Will creation is an essential aspect of estate planning, especially when it comes to end-of-life matters. However, there are many other documents that will ensure you and your family are fully prepared should the unthinkable happen. The following documents are integral to end-of-life estate planning and should be implemented immediately, regardless of your health status or age. 

Physician orders for life-sustaining treatment (POLST) 

A living will is a traditional method of spelling out what (if any) life-sustaining treatments you desire in the event your health is severely compromised. However, even with a living will the family of the creator can be at odds with the directives contained within, especially when they go against family wishes. A POLST serves the same purpose, albeit with your doctor’s assistance. You and your doctor fill out the POLST document together, after which it becomes part of your medical record. This process also allows patients to receive clarification on specific treatments, which is useful for making the right decision. 

Do not resuscitate/do not intubate (DNR/DNI) orders 

While DNR/DNI orders can be included in POLST documentation, it is recommended that you establish them separately as well. It is crucial that medical personnel are privy to these orders, as they are permitted to start resuscitation without your express consent unless otherwise informed. You can carry a DNR/DNI card with you at all times or have the order posted somewhere in your home where it is highly visible, such as the front of your refrigerator. If you are in the hospital, you can also have DNR orders posted somewhere in your room. 

Diminishing capacity letters 

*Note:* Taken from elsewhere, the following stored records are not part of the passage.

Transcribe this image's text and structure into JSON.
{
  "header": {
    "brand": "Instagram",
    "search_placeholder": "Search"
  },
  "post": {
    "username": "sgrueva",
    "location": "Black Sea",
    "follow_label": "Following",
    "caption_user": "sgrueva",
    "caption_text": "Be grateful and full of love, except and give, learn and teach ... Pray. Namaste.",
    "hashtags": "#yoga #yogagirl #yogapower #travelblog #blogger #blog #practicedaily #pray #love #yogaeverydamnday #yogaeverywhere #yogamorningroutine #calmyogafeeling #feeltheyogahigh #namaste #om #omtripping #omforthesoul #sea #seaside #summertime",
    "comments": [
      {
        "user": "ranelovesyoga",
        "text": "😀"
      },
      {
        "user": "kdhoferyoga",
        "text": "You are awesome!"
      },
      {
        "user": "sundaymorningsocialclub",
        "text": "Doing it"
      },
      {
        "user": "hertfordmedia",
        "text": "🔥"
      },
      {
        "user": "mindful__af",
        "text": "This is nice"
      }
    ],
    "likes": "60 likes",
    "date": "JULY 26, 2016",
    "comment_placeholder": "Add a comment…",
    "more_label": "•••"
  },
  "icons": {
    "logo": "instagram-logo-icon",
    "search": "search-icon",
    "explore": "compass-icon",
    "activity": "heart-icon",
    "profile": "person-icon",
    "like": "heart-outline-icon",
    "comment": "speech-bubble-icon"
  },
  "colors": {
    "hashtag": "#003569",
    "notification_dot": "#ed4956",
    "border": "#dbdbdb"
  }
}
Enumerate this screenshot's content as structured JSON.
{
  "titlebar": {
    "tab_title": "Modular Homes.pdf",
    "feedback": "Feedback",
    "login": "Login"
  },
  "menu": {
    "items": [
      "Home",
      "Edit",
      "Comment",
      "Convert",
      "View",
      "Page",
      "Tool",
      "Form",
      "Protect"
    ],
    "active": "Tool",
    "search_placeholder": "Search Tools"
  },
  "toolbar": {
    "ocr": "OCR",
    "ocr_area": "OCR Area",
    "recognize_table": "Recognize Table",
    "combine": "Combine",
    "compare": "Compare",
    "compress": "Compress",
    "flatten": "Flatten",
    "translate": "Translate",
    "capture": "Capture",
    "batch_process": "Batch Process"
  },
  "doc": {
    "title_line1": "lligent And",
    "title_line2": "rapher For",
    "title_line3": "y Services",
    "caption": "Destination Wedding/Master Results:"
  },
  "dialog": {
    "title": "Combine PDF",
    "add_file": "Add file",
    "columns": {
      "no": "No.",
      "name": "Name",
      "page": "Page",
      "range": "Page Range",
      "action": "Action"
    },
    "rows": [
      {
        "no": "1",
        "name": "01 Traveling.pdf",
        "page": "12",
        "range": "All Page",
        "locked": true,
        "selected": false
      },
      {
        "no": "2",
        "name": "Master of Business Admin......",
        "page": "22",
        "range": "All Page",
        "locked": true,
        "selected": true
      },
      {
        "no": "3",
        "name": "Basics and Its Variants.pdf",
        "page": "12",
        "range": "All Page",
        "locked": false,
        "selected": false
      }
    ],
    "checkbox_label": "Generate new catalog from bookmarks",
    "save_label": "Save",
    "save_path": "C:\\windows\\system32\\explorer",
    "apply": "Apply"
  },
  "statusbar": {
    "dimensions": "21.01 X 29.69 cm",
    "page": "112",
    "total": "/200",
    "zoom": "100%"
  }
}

Signing a diminishing capacity letter with an attorney or financial advisor allows that person to contact others on your behalf if he or she suspects cognitive decline. The person contacted is often a power of attorney, which is someone who can act on your behalf financially and medically if you are incapacitated in some way. These letters provide protection against another party taking advantage of a person experiencing age-related cognitive issues, such as Alzheimer’s or dementia.